The government cites two cases as authority. Both are clearly distinguishable. Phillips v. United States holds that a trial may continue in a defendant's absence. Phillips v. United States, 334 F.2d 589, 591 (9th Cir.1964) cert. denied 379 U.S. 1002, 85 S. Ct. 723, 13 L. Ed. 2d 703 (1965) (after receiving all of the evidence, court could properly instruct jury and receive its verdict in defendant's absence upon finding that defendant was voluntarily absent from that portion of the trial). Here, the issue is very different. The issue is whether to hold a trial in absentia as a condition of release.

Brewer v. Raines stands for the proposition that an inference of voluntariness of a defendant's absence from a criminal trial created by an Arizona rule of criminal procedure was constitutional. Brewer v. Raines, 670 F.2d 117, 118 (9th Cir.1982). The Arizona rules do not apply here, the Federal Rules of Criminal Procedure are applicable. The government's attempt to analogize that holding to the facts at hand is not persuasive.

Fed.R.Crim.P. 43 is the rule regarding presence of the defendant. Specifically the rule states, "[t]he defendant shall be present at ... every stage of the trial ... except as otherwise provided." The rule goes on and states that continued presence is not required if the defendant is voluntarily absent after the trial has commenced. Fed.R.Crim.P. 43(b) (1). The Ninth Circuit has considered whether a defendant must be present when a trial commences and found that a defendant may waive his right just as he may waive his rights at later stages. United States v. Peterson, 524 F.2d 167, 184 (4th Cir.1975) cert denied 423 U.S. 1088, 96 S. Ct. 881, 1136, 47 L. Ed. 2d 99 (1976). However, in so holding, the court recognized that a question of fact existed as to whether or not the defendant was voluntarily absent from the commencement of his trial. Id. Further, the court held *730 that the decision of whether or not to hold the trial rested in the sound discretion of the court. Id. at 185.

Although the above cases do not directly address the issue of whether imposition of this type of condition is ever appropriate, it may be an appropriate condition. For instance, if it was offered as a condition by a defendant, the court might find it appropriate if voluntarily offered. Therefore, the real issue is whether or not the defendant waives presence at a trial voluntarily.

The condition that the government has asked me to impose is not one that relates to the factors a judicial officer considers under 18 U.S.C. § 3142. The government has provided no further evidence of violation of the release orders. While such waiver may be requested as a further condition of release, it would have to be voluntarily accepted. Thus, if I were to impose that condition at this time, without some evidence that the conditions already imposed were insufficient, it would imply an influenced waiver unnecessary to assure compliance with the law governing release. While the waiver might have been imposed by Judge Dale if he felt it was an appropriate condition, I do not feel that there is any change in circumstances that would justify my imposing trial in absentia as an additional condition at this time.

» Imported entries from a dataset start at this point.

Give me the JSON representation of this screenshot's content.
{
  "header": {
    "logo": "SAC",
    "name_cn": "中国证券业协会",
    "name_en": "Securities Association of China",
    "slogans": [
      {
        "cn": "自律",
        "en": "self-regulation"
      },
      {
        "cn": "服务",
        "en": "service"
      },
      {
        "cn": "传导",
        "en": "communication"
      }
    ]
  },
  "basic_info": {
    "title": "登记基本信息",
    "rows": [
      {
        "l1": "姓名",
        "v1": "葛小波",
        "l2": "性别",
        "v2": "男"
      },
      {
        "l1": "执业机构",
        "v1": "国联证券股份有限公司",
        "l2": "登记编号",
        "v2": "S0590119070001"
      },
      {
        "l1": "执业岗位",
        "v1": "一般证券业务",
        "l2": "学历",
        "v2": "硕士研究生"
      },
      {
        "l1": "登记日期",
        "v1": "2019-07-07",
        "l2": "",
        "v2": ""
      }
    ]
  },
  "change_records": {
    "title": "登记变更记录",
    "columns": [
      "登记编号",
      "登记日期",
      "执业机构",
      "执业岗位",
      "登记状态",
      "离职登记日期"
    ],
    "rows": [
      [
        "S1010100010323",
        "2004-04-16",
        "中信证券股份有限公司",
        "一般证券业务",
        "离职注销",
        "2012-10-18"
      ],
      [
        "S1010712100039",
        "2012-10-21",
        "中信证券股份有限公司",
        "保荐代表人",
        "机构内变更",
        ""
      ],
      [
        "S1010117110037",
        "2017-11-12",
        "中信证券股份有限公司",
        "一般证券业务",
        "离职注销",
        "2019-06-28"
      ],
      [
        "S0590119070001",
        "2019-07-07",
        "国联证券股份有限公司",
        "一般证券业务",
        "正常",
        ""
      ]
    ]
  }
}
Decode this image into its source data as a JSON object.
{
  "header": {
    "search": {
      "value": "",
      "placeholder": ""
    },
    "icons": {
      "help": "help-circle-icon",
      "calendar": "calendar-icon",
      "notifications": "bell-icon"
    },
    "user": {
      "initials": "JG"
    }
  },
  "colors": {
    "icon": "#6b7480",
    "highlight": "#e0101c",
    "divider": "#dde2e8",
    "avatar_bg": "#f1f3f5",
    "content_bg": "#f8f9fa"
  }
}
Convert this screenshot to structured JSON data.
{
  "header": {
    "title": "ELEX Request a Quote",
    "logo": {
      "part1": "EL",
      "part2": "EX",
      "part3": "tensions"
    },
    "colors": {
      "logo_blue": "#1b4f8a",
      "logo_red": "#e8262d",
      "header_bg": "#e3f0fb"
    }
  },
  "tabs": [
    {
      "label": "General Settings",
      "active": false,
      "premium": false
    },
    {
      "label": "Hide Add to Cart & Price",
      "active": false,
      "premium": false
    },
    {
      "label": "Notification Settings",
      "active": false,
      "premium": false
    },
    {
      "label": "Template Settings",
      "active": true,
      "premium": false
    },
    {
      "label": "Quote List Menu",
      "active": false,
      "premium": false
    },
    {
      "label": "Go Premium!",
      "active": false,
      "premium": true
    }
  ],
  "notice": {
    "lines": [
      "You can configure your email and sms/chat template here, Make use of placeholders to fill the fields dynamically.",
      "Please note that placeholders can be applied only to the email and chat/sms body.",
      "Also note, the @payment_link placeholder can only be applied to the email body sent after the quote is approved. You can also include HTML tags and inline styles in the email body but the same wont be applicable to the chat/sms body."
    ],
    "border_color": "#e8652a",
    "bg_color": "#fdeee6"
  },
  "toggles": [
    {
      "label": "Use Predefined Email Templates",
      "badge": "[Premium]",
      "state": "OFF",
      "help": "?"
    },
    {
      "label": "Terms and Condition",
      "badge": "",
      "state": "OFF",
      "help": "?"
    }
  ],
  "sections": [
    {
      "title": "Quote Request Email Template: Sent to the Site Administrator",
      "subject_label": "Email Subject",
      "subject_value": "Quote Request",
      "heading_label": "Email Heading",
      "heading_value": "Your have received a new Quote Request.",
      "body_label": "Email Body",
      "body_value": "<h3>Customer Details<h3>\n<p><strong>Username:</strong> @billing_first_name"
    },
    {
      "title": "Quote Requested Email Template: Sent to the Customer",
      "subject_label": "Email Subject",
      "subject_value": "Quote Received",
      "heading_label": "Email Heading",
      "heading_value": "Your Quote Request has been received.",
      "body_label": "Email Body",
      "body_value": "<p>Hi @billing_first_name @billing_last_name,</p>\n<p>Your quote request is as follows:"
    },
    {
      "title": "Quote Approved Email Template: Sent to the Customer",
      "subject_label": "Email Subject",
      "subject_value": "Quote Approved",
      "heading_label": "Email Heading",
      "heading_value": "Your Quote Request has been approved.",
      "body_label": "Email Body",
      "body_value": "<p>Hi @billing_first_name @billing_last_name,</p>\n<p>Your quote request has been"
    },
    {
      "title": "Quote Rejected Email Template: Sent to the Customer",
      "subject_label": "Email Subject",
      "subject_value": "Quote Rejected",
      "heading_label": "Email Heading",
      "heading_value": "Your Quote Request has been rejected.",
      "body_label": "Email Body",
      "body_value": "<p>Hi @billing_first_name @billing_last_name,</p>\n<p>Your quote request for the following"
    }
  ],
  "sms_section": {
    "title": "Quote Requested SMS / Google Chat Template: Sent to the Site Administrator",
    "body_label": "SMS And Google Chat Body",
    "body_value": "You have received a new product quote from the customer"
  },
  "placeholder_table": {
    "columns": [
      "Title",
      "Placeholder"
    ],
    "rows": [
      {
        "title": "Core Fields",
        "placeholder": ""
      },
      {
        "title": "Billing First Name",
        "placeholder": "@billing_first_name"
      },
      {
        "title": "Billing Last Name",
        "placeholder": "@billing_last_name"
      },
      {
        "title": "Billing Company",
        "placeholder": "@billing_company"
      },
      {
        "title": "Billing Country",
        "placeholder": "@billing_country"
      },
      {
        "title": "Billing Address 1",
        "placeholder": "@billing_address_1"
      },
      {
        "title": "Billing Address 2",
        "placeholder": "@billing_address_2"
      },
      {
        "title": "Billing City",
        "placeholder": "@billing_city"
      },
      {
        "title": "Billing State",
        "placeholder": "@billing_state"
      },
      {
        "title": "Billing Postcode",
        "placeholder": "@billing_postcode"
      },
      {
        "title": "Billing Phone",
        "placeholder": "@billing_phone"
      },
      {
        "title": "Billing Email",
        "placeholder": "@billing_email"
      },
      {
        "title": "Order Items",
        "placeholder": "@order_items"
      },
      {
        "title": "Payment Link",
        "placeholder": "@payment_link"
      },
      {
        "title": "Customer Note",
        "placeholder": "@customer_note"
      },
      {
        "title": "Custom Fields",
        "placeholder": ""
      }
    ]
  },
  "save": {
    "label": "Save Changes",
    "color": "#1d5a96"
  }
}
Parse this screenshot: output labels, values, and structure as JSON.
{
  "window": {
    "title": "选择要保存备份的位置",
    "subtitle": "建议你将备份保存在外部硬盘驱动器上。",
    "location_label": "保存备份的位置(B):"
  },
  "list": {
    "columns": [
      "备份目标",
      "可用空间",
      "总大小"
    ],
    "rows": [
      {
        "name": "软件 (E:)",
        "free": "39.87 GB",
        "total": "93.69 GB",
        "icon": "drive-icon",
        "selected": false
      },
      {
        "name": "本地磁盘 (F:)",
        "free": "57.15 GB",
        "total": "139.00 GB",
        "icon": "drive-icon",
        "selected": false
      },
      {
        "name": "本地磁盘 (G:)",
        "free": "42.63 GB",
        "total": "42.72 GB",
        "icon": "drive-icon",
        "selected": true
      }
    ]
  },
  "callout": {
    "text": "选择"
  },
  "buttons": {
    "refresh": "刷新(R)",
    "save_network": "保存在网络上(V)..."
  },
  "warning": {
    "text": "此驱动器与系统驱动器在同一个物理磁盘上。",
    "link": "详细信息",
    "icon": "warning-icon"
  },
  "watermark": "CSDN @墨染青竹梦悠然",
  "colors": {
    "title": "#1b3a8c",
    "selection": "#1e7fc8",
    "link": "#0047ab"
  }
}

The government's motion for revocation of bail or alternatively for modification of the conditions is DENIED.


[1] Disagreed with and declined to follow by other circuits on the issue of the constitutionality of the Bail Reform Act of 1984. United States v. Portes, 786 F.2d 758 (7th Cir.1985); United States v. Melendez-Carrion, 790 F.2d 984 (2d Cir.1986); United States v. Rodriguez, 803 F.2d 1102 (11th Cir.1986). But see United States v. Salerno, ___ U.S. ___, 107 S. Ct. 2095, 2103, 95 L. Ed. 2d 697 (1987) (Bail Reform Act of 1984 is not facially invalid under the Due Process Clause).

[2] Called into doubt and declined to follow as in fn 1 supra.